──────── Provided material

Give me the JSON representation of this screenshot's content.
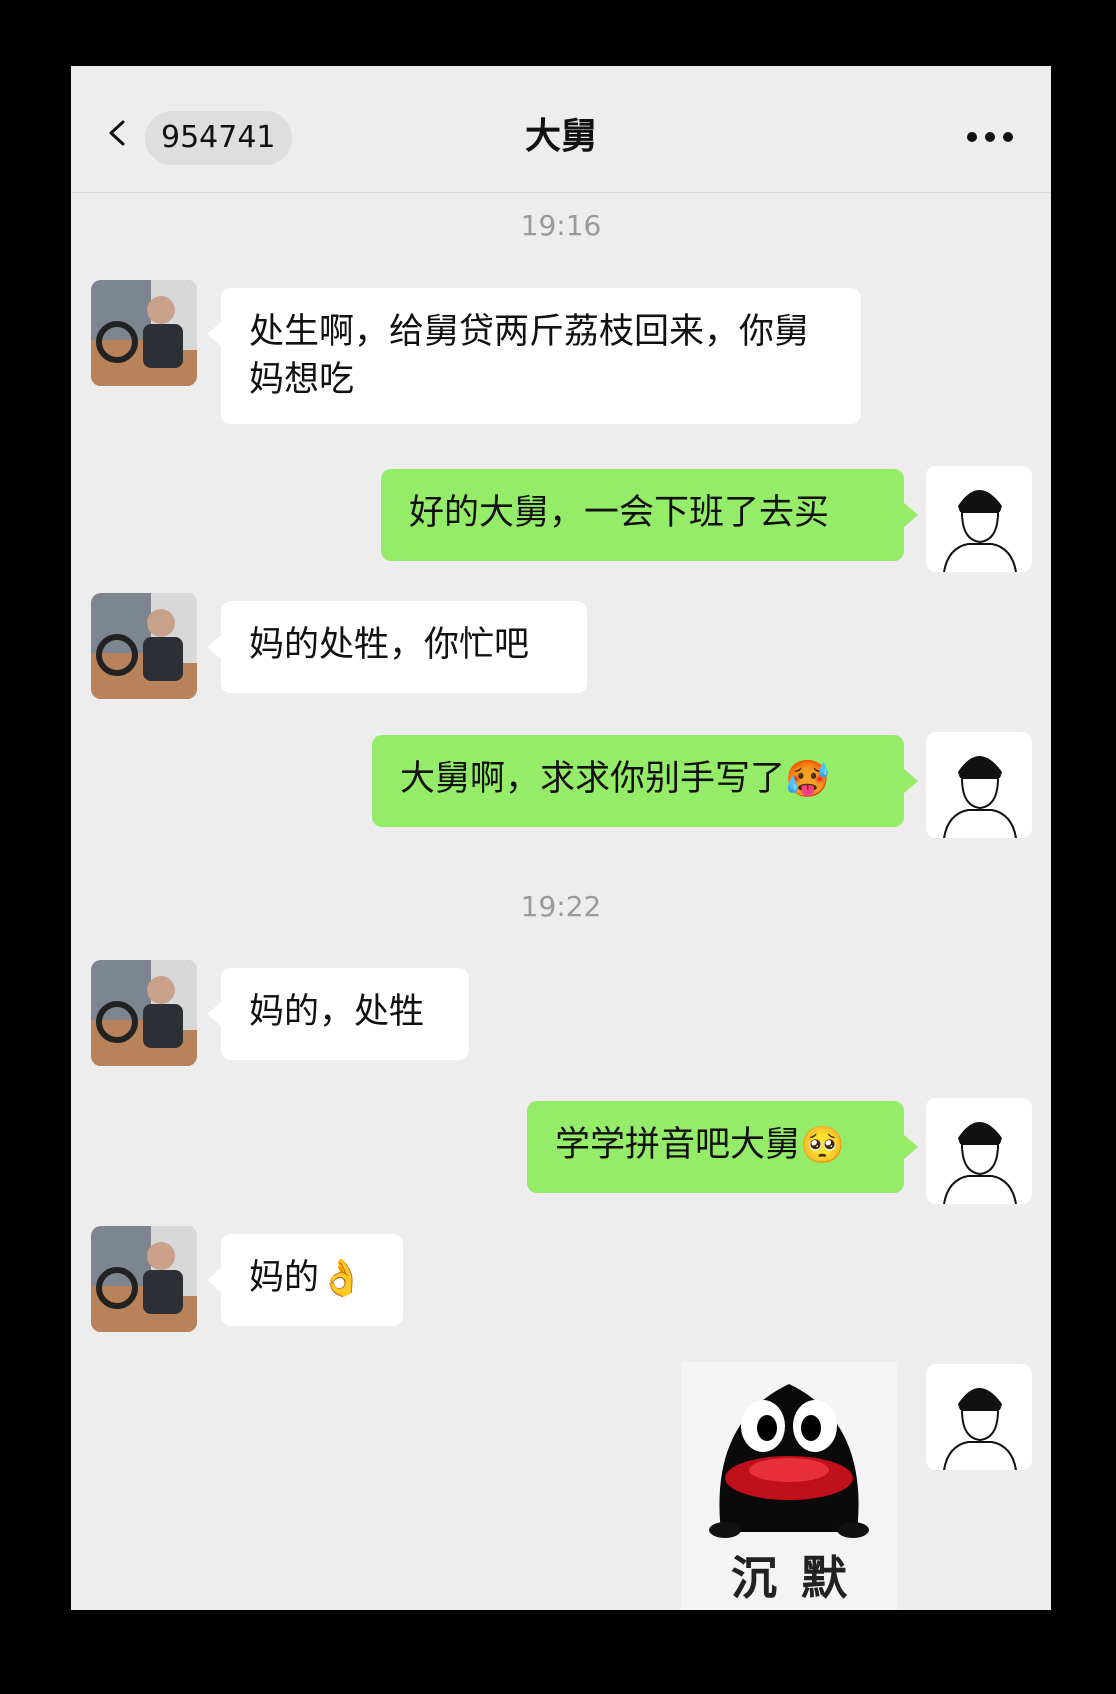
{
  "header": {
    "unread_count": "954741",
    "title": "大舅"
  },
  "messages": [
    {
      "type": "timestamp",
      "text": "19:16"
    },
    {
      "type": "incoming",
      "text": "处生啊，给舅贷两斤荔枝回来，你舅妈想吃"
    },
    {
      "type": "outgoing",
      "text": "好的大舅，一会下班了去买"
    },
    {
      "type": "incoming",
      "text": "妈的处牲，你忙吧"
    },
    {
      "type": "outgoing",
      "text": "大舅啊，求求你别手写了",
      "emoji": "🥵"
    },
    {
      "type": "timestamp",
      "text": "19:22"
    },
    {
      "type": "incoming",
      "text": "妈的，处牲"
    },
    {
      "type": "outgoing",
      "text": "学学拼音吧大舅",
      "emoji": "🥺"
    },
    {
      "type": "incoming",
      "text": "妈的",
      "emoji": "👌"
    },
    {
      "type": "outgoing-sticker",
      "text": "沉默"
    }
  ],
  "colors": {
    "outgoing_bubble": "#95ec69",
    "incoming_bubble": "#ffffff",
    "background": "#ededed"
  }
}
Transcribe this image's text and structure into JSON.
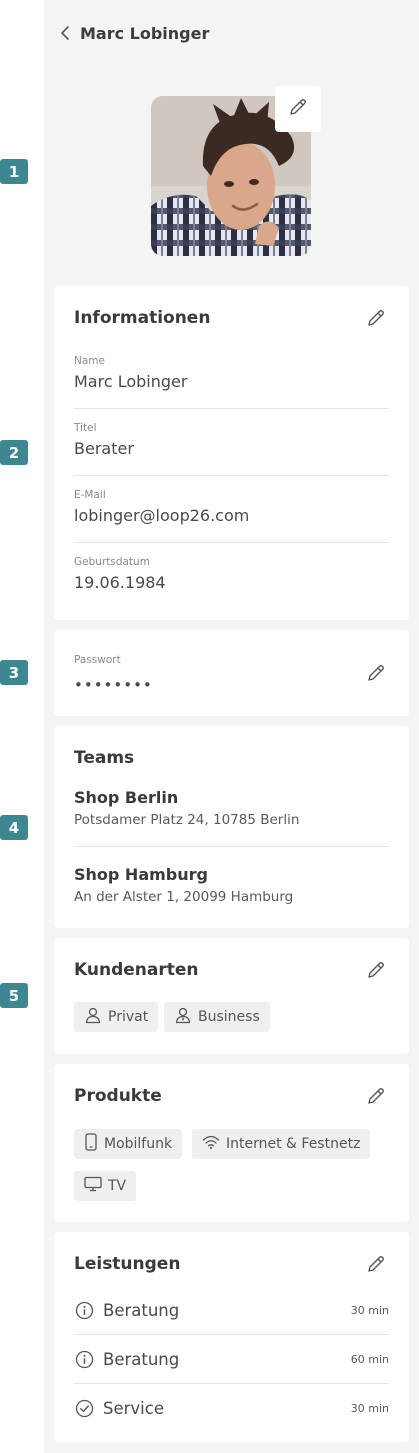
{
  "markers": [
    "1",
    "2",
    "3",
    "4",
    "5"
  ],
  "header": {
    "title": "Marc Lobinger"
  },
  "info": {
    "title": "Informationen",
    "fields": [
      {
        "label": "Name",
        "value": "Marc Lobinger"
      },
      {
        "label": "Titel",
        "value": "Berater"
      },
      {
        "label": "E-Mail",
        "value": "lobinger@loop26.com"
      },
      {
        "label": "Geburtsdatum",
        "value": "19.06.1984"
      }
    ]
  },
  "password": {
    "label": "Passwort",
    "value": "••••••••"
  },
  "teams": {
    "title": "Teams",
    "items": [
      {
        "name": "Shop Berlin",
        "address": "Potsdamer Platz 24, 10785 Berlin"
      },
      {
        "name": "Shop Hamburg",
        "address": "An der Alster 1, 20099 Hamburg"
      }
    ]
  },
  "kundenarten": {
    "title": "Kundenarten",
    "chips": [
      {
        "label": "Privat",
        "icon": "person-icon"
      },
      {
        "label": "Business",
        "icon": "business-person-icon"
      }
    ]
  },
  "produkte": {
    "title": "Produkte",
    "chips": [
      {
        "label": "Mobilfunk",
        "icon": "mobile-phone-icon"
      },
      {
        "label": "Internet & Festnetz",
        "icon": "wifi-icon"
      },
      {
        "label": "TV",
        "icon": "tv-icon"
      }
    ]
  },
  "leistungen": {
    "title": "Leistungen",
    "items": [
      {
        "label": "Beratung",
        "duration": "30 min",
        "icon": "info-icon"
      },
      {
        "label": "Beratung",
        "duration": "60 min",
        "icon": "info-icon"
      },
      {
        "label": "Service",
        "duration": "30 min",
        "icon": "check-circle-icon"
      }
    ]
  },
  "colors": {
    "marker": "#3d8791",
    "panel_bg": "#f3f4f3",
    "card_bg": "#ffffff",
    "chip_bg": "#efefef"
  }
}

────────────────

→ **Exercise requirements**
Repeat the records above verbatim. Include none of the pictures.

→ **Answer section**
Give me the JSON representation of this screenshot's content.
{
  "header": {
    "unread_count": "954741",
    "title": "大舅"
  },
  "messages": [
    {
      "type": "timestamp",
      "text": "19:16"
    },
    {
      "type": "incoming",
      "text": "处生啊，给舅贷两斤荔枝回来，你舅妈想吃"
    },
    {
      "type": "outgoing",
      "text": "好的大舅，一会下班了去买"
    },
    {
      "type": "incoming",
      "text": "妈的处牲，你忙吧"
    },
    {
      "type": "outgoing",
      "text": "大舅啊，求求你别手写了",
      "emoji": "🥵"
    },
    {
      "type": "timestamp",
      "text": "19:22"
    },
    {
      "type": "incoming",
      "text": "妈的，处牲"
    },
    {
      "type": "outgoing",
      "text": "学学拼音吧大舅",
      "emoji": "🥺"
    },
    {
      "type": "incoming",
      "text": "妈的",
      "emoji": "👌"
    },
    {
      "type": "outgoing-sticker",
      "text": "沉默"
    }
  ],
  "colors": {
    "outgoing_bubble": "#95ec69",
    "incoming_bubble": "#ffffff",
    "background": "#ededed"
  }
}
Transcribe this image's text and structure into JSON.
{
  "markers": [
    "1",
    "2",
    "3",
    "4",
    "5"
  ],
  "header": {
    "title": "Marc Lobinger"
  },
  "info": {
    "title": "Informationen",
    "fields": [
      {
        "label": "Name",
        "value": "Marc Lobinger"
      },
      {
        "label": "Titel",
        "value": "Berater"
      },
      {
        "label": "E-Mail",
        "value": "lobinger@loop26.com"
      },
      {
        "label": "Geburtsdatum",
        "value": "19.06.1984"
      }
    ]
  },
  "password": {
    "label": "Passwort",
    "value": "••••••••"
  },
  "teams": {
    "title": "Teams",
    "items": [
      {
        "name": "Shop Berlin",
        "address": "Potsdamer Platz 24, 10785 Berlin"
      },
      {
        "name": "Shop Hamburg",
        "address": "An der Alster 1, 20099 Hamburg"
      }
    ]
  },
  "kundenarten": {
    "title": "Kundenarten",
    "chips": [
      {
        "label": "Privat",
        "icon": "person-icon"
      },
      {
        "label": "Business",
        "icon": "business-person-icon"
      }
    ]
  },
  "produkte": {
    "title": "Produkte",
    "chips": [
      {
        "label": "Mobilfunk",
        "icon": "mobile-phone-icon"
      },
      {
        "label": "Internet & Festnetz",
        "icon": "wifi-icon"
      },
      {
        "label": "TV",
        "icon": "tv-icon"
      }
    ]
  },
  "leistungen": {
    "title": "Leistungen",
    "items": [
      {
        "label": "Beratung",
        "duration": "30 min",
        "icon": "info-icon"
      },
      {
        "label": "Beratung",
        "duration": "60 min",
        "icon": "info-icon"
      },
      {
        "label": "Service",
        "duration": "30 min",
        "icon": "check-circle-icon"
      }
    ]
  },
  "colors": {
    "marker": "#3d8791",
    "panel_bg": "#f3f4f3",
    "card_bg": "#ffffff",
    "chip_bg": "#efefef"
  }
}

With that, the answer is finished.